Now that we understand the first stage of Cage as composer, the origins of the prepared piano, and even the preparations required for Bacchanale, we are able to immerse ourselves in the process of transcribing from a historicist point of view. It is now time to look back and see if we are able to answer the written questions in "Introduction" and if we can conceive new ideas based on this research.


The answer to our research question "Is an instrumentation for percussion ensemble possible, and if so, how would this sound?" is now obvious. There are sufficient historical evidences to justify the transcription of Bacchanale for percussion ensemble. Likewise, we have the instruments and interpretative techniques to carry out such a transcription. However, we must emphasize the fact that the reconstruction is based on the Peters Edition of the score instead of on the original preparations of the piano. The lack of knowledge about the original preparations and their sounds prevents us from performing a real reconstruction of it, of the 1940 version.


Another question raised at the beginning of this research was regarding the selection of the most appropriate instruments to perform the piece. These instruments had to fulfill two conditions: to be known and used by Cage in his first percussion works and to simulate the sounds (timbre, volume and resonance) of the prepared piano. After studying the case, we can conclude that the best option is to the use of Chinese toms (or tamboras) for the weather-stripping preparations and cowbells for the metallic preparations. We can add small metal pieces to cowbell´s surface to imitate the rebound of the screw with nuts preparation.


Regarding the original version of Bacchanale, after a theoretical study of it and without any sound reference, we can propose two approaches to the performance: first approach, using tin cans as main instruments, which meets the conditions of being known and used by Cage, but we do not know its similarity with the piano timbre. The second approach, is the V. Thomson proposal of using gamelan instruments, which does not fulfill our condition of being an instrument used by Cage.

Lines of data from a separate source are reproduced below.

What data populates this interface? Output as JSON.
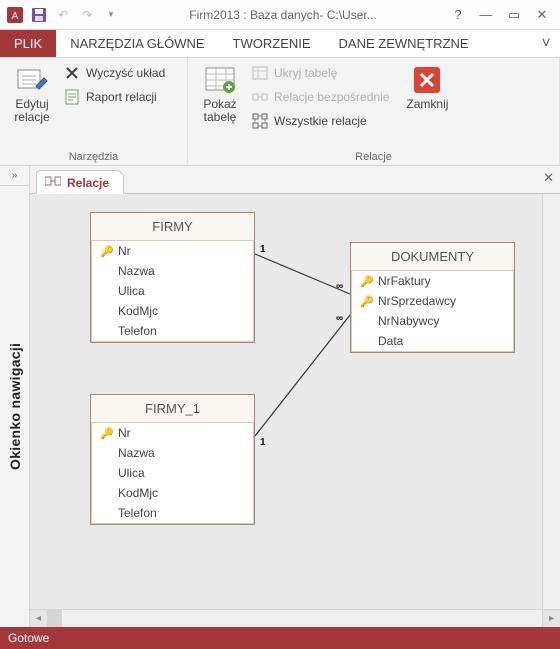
{
  "titlebar": {
    "title": "Firm2013 : Baza danych- C:\\User..."
  },
  "ribbon_tabs": {
    "file": "PLIK",
    "home": "NARZĘDZIA GŁÓWNE",
    "create": "TWORZENIE",
    "external": "DANE ZEWNĘTRZNE"
  },
  "ribbon": {
    "tools_group": "Narzędzia",
    "relations_group": "Relacje",
    "edit_relations": "Edytuj relacje",
    "clear_layout": "Wyczyść układ",
    "relation_report": "Raport relacji",
    "show_table": "Pokaż tabelę",
    "hide_table": "Ukryj tabelę",
    "direct_relations": "Relacje bezpośrednie",
    "all_relations": "Wszystkie relacje",
    "close": "Zamknij"
  },
  "nav_pane": {
    "title": "Okienko nawigacji"
  },
  "doc": {
    "tab_label": "Relacje"
  },
  "tables": {
    "firmy": {
      "title": "FIRMY",
      "fields": [
        "Nr",
        "Nazwa",
        "Ulica",
        "KodMjc",
        "Telefon"
      ],
      "pk": [
        true,
        false,
        false,
        false,
        false
      ]
    },
    "firmy1": {
      "title": "FIRMY_1",
      "fields": [
        "Nr",
        "Nazwa",
        "Ulica",
        "KodMjc",
        "Telefon"
      ],
      "pk": [
        true,
        false,
        false,
        false,
        false
      ]
    },
    "dokumenty": {
      "title": "DOKUMENTY",
      "fields": [
        "NrFaktury",
        "NrSprzedawcy",
        "NrNabywcy",
        "Data"
      ],
      "pk": [
        true,
        true,
        false,
        false
      ]
    }
  },
  "cardinality": {
    "one": "1",
    "many": "∞"
  },
  "status": {
    "text": "Gotowe"
  }
}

As we have chosen the most appropriate instruments for the performance, we have also obtained new ideas on the playing techniques. These techniques also follow the historical criteria and also match certain characteristic effects of the prepared piano (such the use of una corda pedal or the resonance decay). The general techniques involves playing with hands in the center and edge of the drum. It is added with effects such as playing with a soft rubber mallet on the cowbells to lengthen their resonance; with the hand to get noise in the attack; or with combinations of cowbell plus drum to imitate the double preparation of B-flat. Likewise, in case the tempi are very slow, there is a possibility of playing the drums with felt mallets.

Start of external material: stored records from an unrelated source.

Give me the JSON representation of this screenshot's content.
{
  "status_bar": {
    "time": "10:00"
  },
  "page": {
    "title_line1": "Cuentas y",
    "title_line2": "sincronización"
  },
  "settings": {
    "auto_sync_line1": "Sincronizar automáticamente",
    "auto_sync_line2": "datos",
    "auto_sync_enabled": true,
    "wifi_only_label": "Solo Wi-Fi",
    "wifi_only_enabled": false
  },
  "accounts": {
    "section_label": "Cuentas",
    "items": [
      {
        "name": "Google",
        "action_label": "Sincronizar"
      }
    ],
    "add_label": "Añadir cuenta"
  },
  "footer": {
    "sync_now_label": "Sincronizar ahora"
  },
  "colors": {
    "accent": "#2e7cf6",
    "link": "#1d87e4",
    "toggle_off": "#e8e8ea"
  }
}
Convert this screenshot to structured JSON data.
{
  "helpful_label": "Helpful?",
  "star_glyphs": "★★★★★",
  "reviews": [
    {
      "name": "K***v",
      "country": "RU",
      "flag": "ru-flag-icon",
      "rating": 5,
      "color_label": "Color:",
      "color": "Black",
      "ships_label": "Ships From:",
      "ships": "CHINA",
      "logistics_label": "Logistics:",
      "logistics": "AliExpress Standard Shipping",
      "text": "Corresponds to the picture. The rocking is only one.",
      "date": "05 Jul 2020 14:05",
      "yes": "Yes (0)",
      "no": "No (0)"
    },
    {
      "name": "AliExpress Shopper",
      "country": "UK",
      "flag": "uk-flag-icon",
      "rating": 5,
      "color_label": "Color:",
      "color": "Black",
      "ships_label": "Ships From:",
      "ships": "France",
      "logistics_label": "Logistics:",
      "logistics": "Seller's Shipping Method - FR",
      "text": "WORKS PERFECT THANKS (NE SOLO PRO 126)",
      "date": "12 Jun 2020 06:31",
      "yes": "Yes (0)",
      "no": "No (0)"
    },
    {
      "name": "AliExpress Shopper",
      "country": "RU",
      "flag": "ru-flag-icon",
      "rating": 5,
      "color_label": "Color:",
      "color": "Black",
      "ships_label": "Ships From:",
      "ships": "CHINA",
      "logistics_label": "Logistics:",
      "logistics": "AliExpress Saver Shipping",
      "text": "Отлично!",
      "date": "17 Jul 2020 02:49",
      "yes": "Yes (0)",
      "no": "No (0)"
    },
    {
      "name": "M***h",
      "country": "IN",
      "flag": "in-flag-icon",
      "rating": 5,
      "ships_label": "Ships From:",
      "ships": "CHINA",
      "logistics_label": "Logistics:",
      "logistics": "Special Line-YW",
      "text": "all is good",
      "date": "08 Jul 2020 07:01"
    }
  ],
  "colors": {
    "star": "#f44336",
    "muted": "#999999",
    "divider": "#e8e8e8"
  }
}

Given the doubts about the tempi of Bacchanale: we have not been able to establish any clear criteria that allows us to specify the metronomic speeds. However, we know the tempi range of the piece, that is, which sections should be faster, which shoud be slower and which share the same tempo. We also know the different piano preparations, their placement or material, and ever that the piano itself will produce different sounds in each case. The dynamics and resonance of these sounds will vary on each occasion and the tempo of the piece will naturlly adjust to them. With louder and longer sounds, we will opt for slower tempi so the rhythmic precision will be mantained and then the opposite the with short and soft sonorities.


However, we must not forget the role of Bacchanale as an accompaniment for dance. The above criteria will be valid in case of playing the piece in a concert version. When the piece includes the choreography, we must use the tempi inaccuracy in favor of the dancer and adapt the music to the speed of his or her movements. Even in this case, the tempi ratio between different sections must be kept.

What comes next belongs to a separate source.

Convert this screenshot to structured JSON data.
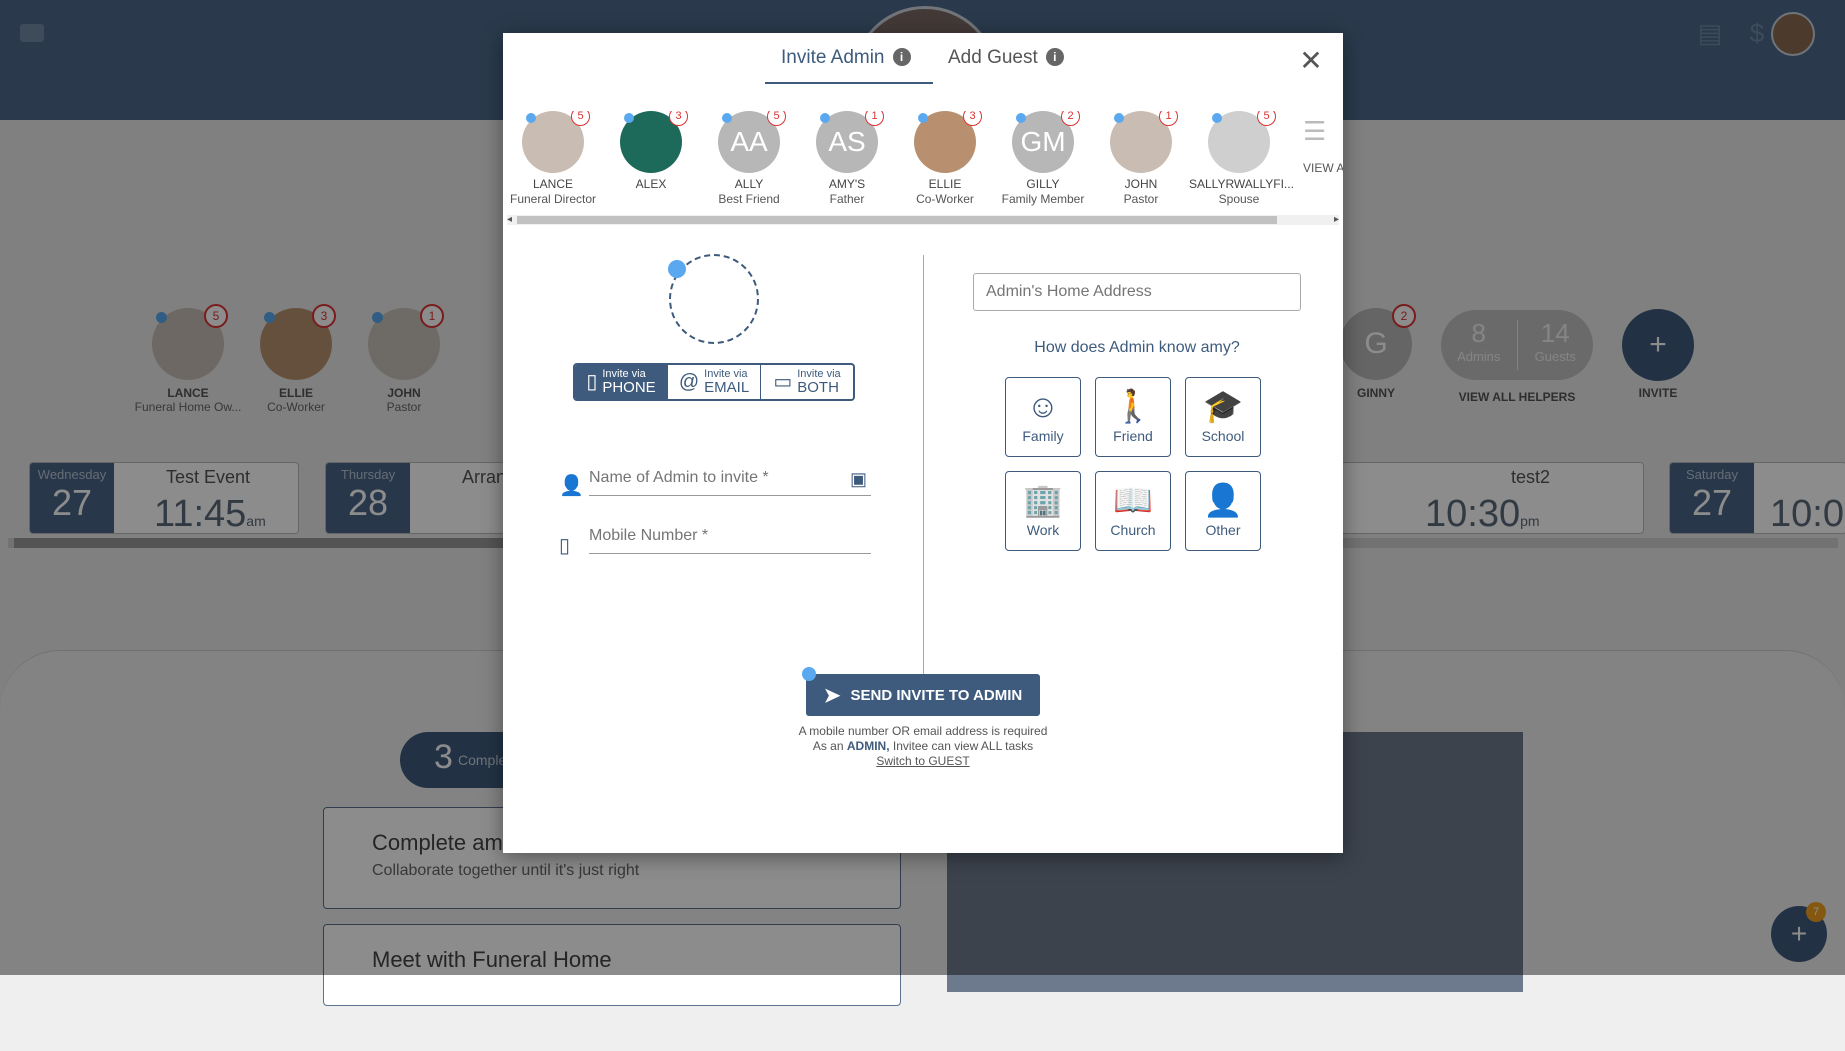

After completing this last chapter and answering the questions raised in "Introduction", it is time to put all this knowledge into practice and try a real performance of Bacchanale with percussion instruments. However, before finishing this paper, we can not avoid asking one last question: What could have happened if Cage had had enough room for his percussion ensemble? Would his music have developed in the same way it did during the next ten years? An exciting question that will never get its answer.